The presentation seemed to evoke another era. Costello, sporting a tux and close-cropped hair, and Bacharach, a spry 70 years old, led 25 musicians and a vocal trio in an evening of sophisticated, melodic modern pop that touched on aspects of both songwriters' long careers.
Costello, in superb voice, acted as master of ceremonies, introducing the songs and offering wry, irony-free asides. The platinum-haired Bacharach sat at the piano, alternately peppering the tunes with witty musical phrases or turning to conduct the ensemble.
There were moments of Vegas glitz during a solo segment in which Bacharach performed a medley of his enduring '60s melodies, including "Walk on By," "Alfie" and "Trains and Boats and Planes." When he asked the packed audience to sing along with his Oscar-winning standard "Raindrops Keep Falling on My Head," the crowd complied.
Best of all, though, were the melancholic Bacharach-Costello collaborations, among them "In the Darkest Place," "I Still Have That Other Girl" and "Tears at the Birthday Party," in which the arrangements were lush but never saccharine.
One number from Painted From Memory that clearly stood out Tuesday was "The Long Division," with its subtle syncopation and a winning vocal performance by Costello that drew smiles from Bacharach.
Costello, 43, also had his own segment, accompanying himself on guitar in readings of a strings-laden "Alison," the gorgeous "Almost Blue" and his biggest American hit, "Veronica."
There was also a memorable "I Just Don't Know What to Do With Myself," which Costello has been performing since the early days, evidence of his long-term affection for the songbook of Bacharach and lyricist Hal David.

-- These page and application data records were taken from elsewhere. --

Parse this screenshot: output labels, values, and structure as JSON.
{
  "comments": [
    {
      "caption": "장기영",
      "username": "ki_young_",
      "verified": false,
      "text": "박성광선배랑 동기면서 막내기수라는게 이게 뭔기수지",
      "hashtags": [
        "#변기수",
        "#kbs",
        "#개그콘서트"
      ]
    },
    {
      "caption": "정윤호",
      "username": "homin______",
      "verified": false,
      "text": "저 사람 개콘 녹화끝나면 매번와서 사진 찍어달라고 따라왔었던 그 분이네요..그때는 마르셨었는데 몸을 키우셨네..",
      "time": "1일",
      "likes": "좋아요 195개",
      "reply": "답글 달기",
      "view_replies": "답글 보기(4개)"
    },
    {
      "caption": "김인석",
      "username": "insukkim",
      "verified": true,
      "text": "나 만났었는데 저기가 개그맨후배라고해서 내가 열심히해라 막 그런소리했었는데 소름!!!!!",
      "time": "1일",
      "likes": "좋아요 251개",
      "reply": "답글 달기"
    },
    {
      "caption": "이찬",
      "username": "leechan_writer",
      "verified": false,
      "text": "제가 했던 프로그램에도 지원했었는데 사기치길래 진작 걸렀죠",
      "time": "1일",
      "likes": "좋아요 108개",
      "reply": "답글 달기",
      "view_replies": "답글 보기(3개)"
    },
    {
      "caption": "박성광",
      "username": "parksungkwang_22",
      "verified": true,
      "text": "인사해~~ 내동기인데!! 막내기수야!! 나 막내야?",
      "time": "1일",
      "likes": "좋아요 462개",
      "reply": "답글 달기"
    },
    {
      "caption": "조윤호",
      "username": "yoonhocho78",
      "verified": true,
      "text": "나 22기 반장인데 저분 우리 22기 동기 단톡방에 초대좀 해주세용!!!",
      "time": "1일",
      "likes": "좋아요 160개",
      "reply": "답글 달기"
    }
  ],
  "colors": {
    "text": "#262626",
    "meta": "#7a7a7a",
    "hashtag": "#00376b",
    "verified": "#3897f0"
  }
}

A standing ovation brought the unlikely duo out again for the darkly moving "God Give Me Strength," a strong finale to one of the most satisfying musical events in some time.